That’s all there is to it – if you’re motorcycle is not starting, it’s got to be at least one of those issues above. If it’s more than one, good thing you were planning on rebuilding it anyway, right?
Maintenance, Inspection, and Service Schedule for Old Motorcycles
Listed here are the mileage and service items that should typically be performed on vintage Japanese motorcycles. If you’ve just rebuilt the motorcycle, it’s a good idea to think of performing service and maintenance as if just came off the assembly line.
Refer to your specific make and model’s shop manual for exact service items and maintenance schedules.
|Service Item||After first 500 miles||After first 3,000 miles||Every 3,000 miles||Every 6,000 miles|
|Brakes – Inspect, Adjust||x||x||x|
|Brake fluid – Inspect, Adjust||x||x||x|
|Clutch – Inspect, Adjust||x||x||x|

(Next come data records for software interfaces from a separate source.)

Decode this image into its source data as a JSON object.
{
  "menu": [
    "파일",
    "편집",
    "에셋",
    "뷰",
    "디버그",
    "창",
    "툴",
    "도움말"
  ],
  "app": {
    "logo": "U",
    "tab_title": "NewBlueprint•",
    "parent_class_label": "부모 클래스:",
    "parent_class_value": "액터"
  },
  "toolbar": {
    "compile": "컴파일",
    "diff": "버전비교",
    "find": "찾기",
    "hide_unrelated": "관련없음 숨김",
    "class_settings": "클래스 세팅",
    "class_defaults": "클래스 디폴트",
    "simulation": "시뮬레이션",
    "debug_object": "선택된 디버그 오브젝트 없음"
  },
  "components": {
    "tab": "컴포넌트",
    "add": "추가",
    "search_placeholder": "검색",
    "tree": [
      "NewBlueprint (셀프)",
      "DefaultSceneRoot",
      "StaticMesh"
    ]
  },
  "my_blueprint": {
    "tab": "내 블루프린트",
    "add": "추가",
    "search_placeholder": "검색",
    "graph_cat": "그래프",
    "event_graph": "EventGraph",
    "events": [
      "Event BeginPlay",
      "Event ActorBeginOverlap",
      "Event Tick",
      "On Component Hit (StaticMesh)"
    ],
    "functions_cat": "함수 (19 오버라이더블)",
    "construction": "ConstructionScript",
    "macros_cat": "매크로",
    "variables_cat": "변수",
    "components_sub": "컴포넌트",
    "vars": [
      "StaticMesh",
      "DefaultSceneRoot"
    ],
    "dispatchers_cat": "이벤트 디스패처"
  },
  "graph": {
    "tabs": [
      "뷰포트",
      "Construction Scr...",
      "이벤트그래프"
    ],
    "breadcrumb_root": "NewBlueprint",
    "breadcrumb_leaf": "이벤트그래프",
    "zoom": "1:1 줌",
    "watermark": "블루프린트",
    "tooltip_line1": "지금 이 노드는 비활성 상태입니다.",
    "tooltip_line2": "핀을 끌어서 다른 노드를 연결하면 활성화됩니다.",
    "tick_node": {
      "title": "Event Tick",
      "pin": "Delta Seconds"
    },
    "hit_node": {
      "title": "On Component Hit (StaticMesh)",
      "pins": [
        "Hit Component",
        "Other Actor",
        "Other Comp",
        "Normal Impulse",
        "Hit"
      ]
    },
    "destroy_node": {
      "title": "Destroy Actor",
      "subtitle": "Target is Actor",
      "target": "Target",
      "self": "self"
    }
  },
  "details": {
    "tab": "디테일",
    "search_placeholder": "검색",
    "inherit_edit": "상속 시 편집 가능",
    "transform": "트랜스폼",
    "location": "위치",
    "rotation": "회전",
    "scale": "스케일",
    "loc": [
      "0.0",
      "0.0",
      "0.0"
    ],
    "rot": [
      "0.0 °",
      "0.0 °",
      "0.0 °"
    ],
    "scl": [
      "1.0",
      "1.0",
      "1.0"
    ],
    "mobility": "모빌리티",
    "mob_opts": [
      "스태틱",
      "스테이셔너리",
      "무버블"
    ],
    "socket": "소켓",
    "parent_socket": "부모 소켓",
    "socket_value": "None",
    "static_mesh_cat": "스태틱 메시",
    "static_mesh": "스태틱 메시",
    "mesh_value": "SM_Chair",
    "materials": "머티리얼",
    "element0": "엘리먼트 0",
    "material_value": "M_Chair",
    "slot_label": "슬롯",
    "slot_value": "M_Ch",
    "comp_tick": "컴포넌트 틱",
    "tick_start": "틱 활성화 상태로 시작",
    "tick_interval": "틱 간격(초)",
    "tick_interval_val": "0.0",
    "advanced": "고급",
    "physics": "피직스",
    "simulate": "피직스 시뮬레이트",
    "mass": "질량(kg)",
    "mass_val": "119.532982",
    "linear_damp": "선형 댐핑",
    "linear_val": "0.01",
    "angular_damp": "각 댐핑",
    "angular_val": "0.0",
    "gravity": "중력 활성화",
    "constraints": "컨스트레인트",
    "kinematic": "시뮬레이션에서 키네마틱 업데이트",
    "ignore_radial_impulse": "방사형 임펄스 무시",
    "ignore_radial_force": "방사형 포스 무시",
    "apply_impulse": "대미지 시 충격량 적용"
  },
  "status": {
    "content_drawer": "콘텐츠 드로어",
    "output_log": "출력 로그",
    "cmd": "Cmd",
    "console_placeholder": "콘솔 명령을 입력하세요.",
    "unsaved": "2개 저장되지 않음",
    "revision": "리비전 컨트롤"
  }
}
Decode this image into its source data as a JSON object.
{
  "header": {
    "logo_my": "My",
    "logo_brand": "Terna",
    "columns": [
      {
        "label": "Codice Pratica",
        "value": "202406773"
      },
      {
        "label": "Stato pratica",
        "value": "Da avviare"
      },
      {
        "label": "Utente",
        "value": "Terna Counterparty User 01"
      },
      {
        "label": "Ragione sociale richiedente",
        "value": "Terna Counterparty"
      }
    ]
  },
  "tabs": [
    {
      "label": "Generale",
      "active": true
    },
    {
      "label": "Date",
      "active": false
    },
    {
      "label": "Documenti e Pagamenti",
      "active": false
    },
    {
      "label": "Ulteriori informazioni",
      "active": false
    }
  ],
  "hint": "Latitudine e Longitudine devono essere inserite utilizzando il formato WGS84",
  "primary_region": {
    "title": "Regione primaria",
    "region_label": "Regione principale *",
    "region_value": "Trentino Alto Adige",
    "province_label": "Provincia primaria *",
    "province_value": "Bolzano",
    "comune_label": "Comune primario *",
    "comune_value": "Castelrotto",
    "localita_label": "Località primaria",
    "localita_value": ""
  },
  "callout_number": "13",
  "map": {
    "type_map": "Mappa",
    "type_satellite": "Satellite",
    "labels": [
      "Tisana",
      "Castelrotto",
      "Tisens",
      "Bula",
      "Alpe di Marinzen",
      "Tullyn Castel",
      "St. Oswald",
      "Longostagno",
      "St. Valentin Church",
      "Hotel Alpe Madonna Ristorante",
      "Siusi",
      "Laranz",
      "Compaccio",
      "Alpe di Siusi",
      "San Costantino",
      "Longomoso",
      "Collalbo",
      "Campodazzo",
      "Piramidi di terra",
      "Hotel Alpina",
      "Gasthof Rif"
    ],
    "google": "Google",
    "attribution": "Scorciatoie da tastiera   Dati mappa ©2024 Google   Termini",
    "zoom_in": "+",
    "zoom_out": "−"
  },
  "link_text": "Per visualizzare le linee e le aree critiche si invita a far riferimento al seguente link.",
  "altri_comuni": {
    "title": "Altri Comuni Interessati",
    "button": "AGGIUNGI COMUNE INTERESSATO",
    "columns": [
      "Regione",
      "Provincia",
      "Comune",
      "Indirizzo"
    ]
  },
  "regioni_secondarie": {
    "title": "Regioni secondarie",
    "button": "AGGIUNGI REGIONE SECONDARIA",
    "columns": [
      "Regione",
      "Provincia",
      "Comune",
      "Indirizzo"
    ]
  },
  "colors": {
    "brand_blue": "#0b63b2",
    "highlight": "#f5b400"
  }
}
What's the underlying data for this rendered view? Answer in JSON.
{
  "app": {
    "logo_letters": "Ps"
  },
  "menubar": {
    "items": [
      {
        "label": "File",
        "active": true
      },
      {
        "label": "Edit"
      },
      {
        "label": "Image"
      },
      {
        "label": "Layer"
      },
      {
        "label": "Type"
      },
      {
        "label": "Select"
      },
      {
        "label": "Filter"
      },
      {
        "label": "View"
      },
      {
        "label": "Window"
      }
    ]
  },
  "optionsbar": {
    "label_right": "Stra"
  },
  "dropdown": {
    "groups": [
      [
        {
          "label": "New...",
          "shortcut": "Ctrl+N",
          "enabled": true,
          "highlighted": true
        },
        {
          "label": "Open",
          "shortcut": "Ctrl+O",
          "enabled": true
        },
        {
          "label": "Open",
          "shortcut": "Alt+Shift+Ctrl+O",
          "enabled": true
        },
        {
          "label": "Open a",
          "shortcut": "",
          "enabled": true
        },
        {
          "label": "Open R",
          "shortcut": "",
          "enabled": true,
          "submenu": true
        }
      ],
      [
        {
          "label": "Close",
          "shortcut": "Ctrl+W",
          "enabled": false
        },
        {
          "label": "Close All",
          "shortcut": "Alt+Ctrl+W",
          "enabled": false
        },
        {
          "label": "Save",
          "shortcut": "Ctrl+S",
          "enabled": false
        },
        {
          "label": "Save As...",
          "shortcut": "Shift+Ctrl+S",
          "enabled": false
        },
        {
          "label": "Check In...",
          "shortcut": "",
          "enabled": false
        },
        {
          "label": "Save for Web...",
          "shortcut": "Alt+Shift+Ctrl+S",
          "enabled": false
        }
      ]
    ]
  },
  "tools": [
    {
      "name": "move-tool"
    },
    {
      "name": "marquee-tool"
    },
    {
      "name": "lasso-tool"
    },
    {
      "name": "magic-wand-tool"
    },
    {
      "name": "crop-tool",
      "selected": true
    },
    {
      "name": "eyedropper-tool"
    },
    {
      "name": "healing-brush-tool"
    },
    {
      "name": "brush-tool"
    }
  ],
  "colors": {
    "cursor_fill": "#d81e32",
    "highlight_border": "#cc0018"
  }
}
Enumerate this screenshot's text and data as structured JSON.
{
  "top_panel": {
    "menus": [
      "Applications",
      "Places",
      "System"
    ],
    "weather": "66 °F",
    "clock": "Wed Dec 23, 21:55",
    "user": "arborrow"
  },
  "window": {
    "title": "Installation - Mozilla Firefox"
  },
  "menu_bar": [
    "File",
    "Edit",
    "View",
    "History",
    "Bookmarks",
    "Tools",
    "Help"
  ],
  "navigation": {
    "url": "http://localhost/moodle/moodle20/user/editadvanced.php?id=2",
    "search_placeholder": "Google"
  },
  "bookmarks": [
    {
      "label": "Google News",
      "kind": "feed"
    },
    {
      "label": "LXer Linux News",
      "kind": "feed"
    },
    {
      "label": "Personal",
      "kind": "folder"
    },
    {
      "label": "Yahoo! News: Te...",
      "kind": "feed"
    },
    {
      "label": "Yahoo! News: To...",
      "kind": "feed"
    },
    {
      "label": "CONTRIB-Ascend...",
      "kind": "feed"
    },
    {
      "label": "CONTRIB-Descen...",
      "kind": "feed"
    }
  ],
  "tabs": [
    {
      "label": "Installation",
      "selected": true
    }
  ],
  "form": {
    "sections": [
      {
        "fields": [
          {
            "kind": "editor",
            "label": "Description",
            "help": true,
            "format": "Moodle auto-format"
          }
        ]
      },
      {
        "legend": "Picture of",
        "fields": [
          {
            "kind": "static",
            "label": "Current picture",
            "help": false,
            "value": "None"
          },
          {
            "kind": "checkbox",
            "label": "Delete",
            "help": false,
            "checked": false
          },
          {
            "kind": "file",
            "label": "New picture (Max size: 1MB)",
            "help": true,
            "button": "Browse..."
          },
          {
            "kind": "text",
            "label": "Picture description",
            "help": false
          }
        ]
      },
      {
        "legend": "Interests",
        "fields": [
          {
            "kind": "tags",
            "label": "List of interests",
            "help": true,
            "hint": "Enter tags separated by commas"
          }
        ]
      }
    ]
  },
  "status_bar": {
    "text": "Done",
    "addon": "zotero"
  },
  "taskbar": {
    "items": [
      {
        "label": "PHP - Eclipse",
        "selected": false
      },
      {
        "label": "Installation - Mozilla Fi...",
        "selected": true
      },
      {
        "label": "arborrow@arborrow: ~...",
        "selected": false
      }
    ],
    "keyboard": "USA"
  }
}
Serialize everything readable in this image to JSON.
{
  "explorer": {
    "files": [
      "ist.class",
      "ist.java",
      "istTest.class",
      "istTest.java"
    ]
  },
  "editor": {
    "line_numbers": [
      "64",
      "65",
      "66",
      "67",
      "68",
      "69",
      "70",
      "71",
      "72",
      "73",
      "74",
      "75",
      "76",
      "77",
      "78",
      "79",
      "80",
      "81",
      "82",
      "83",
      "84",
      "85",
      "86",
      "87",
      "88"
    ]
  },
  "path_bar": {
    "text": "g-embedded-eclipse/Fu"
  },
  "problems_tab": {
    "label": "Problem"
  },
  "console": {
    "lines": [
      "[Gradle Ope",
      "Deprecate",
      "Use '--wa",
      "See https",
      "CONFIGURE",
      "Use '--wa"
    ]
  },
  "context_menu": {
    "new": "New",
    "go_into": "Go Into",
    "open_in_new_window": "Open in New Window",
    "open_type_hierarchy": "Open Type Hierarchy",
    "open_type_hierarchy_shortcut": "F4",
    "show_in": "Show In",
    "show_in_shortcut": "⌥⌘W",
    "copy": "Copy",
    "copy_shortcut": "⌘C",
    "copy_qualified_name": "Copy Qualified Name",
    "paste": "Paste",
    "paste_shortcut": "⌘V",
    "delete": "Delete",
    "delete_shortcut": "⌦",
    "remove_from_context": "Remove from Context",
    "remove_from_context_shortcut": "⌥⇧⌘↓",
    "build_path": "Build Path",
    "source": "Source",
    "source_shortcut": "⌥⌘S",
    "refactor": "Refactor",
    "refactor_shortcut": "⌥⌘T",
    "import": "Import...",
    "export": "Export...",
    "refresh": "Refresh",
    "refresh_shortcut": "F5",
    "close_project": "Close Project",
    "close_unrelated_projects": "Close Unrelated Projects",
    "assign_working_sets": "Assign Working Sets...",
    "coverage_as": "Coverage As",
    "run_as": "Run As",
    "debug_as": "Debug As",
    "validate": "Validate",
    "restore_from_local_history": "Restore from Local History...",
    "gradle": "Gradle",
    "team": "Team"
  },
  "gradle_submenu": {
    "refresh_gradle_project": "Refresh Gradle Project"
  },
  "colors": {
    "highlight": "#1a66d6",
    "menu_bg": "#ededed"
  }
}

|Carbs – Inspect, Adjust||x||x||x|
|Spoke tension and rim trueness, Check, Adjust||x||x||x|
|Fuel Delivery – Check, Adjust||x||x||x|
|Spark Plugs – Clean, Check/Adjust Gap||x||x||x|
|Tire Pressure, Wear, Check||x||x||x|
|Camshaft Chain, Adjust tension||x||x|
|Points Gap, Timing, Check, Set||x||x|
|Valve Clearance – Check, Adjust||x||x|
|Steering – Check, Adjust||x||x|
|Bolts/Nuts – Check, TIghten||x||x|
|Drive Train Wear – Check||x||x|
|Air Filter – Clean||x||x|
|Lubrication – Apply||x||x|
|Engine Oil – Change||x||Every 2,000 Miles|
|Oil Filter – Change||x||Every 4,000 Miles|
|Drive Chain – Lubricate||Every 200 miles|
|Drive Chain – Check, Adjust||Every 500 miles|
|Air Filter – Change||Every 6,000 miles or after five cleanings|
|Brake Pad Wear – Check||Every 6,000 miles|
|Fork Oil – Change||Every 6,000 miles|
|Timing Advancer – Lubricate||Every 6,000 miles|
|Brake Fluid – Change||Every 6,000 miles or yearly|
|Wheel Bearings – Grease||Every 12,000 miles or every 2 years|
|Speedometer Gear Box – Grease||Every 12,000 miles or every 2 years|
|Steering Stem Bearings – Grease||Every 12,000 miles or every 2 years|
Regular maintenance and inspection will ensure that your vintage motorcycle rebuild stays on the road longer and remains safe to ride.